24-year-old Apprentice finalist Luisa Zissman caused a bit of a furore on Twitter when she showed off a sneak pic of her new firm’s logo. The logo sees her company calling itself ‘Bakers Toolkit’, clearly missing an apostrophe:
Zimmerman, and her apostrophe-free logo.
Her Twitter followers were quick to point out the mistake, to which she initially responded, "Can you all help me out as I’m crap at grammar. Is it bakers toolkit or baker’s toolkit with an apostrophe?! X"
There ensued much debate as to whether it should be Baker’s or Bakers’, with most people suggesting that since she was aiming the business at more than one baker, it should be Bakers’.
Well far be it from me to risk annoying the Twittersphere any further, but I think those saying it should be Bakers’ because there is likely to be more than one baker, are simply wrong.

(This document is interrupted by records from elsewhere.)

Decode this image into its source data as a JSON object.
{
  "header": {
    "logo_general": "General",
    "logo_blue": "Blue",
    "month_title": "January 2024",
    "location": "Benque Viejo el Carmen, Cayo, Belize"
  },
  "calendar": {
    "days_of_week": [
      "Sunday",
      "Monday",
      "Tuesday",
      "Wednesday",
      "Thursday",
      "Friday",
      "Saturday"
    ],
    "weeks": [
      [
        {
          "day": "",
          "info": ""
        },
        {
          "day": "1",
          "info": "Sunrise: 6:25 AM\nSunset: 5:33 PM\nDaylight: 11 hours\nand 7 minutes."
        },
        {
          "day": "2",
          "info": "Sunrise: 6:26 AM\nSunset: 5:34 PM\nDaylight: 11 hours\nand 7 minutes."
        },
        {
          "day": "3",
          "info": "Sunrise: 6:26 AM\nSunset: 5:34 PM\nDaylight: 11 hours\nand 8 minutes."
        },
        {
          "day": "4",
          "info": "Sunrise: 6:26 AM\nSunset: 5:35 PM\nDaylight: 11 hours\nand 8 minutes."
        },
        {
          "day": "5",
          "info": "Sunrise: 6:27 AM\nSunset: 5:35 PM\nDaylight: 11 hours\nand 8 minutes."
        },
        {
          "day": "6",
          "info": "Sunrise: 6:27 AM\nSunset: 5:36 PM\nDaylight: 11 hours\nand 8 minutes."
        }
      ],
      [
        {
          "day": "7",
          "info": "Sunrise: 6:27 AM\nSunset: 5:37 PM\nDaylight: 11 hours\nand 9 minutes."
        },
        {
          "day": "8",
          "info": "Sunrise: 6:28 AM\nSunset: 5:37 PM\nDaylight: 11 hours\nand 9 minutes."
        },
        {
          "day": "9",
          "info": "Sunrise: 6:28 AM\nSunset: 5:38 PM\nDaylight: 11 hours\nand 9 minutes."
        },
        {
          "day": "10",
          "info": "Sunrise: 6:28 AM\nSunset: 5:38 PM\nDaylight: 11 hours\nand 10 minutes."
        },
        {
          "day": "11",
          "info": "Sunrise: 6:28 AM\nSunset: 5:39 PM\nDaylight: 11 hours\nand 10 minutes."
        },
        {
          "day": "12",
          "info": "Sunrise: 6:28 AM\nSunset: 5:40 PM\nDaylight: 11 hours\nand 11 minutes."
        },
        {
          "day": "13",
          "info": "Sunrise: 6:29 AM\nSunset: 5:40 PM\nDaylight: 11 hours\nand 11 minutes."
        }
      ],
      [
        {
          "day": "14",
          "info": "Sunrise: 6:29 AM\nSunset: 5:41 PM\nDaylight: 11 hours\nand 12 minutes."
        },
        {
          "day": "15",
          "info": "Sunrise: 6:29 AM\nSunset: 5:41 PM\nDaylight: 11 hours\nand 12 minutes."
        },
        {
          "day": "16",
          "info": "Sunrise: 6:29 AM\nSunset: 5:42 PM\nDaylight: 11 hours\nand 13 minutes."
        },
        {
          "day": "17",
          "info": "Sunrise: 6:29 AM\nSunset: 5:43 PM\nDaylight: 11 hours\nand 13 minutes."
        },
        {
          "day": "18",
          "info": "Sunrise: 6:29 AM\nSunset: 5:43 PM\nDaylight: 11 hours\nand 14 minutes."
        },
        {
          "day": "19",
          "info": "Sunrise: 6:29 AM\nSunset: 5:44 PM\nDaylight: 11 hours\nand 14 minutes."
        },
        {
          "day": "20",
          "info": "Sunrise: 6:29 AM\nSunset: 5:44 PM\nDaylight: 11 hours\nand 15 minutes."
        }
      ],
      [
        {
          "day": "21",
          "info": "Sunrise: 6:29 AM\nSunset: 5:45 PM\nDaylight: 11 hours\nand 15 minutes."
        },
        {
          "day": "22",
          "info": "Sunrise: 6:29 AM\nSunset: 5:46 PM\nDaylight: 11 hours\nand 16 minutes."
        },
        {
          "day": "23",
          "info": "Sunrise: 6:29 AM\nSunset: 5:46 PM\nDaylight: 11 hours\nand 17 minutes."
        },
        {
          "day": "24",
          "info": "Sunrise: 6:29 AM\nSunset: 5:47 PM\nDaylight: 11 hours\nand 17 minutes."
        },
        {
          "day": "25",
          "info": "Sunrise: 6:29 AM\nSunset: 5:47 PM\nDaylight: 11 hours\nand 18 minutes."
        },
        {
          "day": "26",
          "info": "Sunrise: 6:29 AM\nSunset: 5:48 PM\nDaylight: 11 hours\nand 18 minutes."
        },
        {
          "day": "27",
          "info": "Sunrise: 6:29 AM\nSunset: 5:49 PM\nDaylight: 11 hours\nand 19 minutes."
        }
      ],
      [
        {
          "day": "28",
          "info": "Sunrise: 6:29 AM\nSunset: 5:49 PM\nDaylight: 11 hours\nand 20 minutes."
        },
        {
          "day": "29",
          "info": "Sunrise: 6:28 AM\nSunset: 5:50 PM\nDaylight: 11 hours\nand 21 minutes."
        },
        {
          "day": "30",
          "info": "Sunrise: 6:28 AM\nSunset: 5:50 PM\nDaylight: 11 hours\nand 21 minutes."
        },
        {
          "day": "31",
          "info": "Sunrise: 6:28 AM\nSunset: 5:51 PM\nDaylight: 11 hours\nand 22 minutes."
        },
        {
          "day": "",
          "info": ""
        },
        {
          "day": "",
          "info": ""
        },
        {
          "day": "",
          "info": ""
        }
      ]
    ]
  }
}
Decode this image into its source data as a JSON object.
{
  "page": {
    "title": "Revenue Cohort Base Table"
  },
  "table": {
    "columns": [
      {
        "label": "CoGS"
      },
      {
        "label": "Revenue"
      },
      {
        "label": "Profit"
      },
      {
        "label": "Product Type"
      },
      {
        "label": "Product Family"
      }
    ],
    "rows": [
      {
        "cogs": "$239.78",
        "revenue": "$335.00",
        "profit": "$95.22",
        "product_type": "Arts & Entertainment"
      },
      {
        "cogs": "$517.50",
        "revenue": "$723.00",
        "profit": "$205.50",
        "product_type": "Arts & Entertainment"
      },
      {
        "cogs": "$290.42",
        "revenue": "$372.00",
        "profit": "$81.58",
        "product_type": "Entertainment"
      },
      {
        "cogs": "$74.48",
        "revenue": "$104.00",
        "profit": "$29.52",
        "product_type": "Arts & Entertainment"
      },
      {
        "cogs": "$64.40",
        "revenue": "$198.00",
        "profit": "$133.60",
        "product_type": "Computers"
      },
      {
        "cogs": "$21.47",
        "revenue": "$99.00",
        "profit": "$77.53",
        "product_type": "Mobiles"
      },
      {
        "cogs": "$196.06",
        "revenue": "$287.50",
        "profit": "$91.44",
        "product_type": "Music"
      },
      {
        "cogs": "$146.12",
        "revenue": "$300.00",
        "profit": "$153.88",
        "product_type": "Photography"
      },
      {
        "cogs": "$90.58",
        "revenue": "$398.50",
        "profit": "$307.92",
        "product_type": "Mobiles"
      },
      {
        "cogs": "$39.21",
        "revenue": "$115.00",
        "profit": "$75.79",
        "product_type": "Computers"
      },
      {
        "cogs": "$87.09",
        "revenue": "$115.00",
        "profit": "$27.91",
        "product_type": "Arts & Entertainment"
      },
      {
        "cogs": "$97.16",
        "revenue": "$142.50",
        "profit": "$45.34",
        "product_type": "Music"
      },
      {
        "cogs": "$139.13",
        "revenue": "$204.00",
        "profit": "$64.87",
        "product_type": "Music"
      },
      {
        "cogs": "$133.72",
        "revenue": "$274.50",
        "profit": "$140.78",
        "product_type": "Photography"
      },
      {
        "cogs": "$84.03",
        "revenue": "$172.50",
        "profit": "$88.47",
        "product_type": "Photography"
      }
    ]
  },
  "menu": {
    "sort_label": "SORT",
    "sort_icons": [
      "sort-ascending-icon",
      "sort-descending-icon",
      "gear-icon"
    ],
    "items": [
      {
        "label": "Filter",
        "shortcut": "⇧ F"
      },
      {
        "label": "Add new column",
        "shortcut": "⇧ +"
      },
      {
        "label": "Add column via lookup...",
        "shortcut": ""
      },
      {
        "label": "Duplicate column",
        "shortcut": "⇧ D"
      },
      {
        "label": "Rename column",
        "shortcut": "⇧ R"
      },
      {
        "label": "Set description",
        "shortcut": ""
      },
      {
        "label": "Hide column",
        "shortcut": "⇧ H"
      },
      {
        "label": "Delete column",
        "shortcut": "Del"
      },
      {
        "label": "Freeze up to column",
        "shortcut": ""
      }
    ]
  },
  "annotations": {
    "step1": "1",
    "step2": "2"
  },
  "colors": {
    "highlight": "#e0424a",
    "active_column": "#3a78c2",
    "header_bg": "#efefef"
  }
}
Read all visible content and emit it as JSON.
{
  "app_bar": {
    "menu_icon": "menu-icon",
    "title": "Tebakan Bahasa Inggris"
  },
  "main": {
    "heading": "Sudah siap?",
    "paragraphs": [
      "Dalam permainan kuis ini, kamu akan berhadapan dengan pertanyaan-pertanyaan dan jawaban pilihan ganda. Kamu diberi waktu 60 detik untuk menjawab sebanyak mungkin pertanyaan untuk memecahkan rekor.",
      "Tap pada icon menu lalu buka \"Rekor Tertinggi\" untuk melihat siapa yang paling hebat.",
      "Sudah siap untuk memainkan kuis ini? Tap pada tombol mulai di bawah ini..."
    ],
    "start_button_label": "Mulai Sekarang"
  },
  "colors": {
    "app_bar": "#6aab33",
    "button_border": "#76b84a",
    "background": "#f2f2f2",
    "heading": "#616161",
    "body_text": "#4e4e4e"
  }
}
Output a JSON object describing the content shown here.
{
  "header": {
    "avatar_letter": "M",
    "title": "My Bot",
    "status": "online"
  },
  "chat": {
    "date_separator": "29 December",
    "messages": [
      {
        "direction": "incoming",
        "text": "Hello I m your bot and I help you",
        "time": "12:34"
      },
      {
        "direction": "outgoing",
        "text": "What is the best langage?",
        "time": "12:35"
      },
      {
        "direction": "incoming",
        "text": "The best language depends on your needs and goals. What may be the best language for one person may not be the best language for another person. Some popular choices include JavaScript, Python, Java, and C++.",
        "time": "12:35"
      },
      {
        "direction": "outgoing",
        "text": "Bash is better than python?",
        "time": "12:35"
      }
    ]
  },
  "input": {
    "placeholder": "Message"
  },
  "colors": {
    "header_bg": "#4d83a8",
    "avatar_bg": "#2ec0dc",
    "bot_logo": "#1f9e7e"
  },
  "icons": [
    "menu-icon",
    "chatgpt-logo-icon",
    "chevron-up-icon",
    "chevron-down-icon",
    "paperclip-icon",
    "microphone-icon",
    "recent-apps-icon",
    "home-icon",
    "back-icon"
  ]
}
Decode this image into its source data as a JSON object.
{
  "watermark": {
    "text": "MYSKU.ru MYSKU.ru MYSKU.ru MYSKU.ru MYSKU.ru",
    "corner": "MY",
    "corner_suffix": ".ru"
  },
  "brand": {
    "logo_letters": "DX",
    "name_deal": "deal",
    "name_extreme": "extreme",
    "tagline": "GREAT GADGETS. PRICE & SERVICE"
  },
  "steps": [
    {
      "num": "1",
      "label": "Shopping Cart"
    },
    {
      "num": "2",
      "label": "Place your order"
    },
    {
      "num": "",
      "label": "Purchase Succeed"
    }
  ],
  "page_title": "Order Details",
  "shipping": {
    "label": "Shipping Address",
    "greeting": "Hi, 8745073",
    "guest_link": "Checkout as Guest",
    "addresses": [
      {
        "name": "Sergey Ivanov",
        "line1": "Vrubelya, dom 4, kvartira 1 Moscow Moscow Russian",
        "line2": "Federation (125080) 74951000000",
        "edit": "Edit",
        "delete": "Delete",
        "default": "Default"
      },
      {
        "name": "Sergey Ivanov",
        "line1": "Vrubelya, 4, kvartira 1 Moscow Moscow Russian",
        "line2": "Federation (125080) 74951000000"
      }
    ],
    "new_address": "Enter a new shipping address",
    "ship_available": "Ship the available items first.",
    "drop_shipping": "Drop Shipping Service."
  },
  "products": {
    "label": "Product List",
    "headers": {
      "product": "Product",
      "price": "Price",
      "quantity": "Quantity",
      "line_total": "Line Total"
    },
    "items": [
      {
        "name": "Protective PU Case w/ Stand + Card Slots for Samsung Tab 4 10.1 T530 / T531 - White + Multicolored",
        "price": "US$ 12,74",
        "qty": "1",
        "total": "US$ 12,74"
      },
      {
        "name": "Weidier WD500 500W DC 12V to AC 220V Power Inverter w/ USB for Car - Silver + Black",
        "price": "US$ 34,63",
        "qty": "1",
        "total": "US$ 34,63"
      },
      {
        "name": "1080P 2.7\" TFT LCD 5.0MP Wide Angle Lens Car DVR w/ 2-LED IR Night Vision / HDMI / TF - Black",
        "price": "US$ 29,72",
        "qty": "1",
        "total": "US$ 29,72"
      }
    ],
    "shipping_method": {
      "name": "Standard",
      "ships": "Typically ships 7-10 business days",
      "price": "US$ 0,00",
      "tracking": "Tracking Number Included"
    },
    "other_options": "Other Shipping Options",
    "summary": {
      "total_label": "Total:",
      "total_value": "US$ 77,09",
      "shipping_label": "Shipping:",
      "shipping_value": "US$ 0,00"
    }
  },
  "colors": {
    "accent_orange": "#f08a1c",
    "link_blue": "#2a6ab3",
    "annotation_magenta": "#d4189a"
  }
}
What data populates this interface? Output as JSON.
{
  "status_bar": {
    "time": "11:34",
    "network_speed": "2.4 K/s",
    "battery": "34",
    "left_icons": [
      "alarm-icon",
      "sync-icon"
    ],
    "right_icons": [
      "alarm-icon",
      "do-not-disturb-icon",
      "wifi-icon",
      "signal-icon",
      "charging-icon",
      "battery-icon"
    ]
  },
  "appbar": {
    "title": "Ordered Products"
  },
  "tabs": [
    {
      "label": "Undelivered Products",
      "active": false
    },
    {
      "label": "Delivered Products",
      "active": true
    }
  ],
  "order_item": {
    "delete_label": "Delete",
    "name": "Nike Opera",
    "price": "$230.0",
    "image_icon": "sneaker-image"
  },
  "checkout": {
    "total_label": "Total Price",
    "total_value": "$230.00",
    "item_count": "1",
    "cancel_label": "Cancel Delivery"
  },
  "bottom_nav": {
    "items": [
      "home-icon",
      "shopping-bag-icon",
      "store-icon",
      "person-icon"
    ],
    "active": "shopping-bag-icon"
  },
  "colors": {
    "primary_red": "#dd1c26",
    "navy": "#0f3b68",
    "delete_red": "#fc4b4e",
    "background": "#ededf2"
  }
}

While her business is indeed aimed at multiple bakers, I can only assume that each baker will only require one toolkit. The bakers are not sharing a single toolkit – so it is not the Bakers’ Toolkit.
We don’t yet know exactly what this business will entail, but assuming that each baker has their own toolkit, it should surely be Baker’s Toolkit. Even if she sells a Baker’s Toolkit to more than one baker, each will still be in possession of a Baker’s Toolkit, right? If I buy her product or service, I will have bought myself a Baker’s Toolkit. Collectively, we have all bought Bakers’ Toolkits.
If, on the other hand, they are all going to share one toolkit, it would then be Bakers’ Toolkit. Perhaps we won’t know for sure until we know more about her business. So come on Luisa, will they each have a toolkit or all share one? I want this cleared up!
But failing all else, you could always call it Toolkits4Bakers. As in Phones4U. No apostrophe required.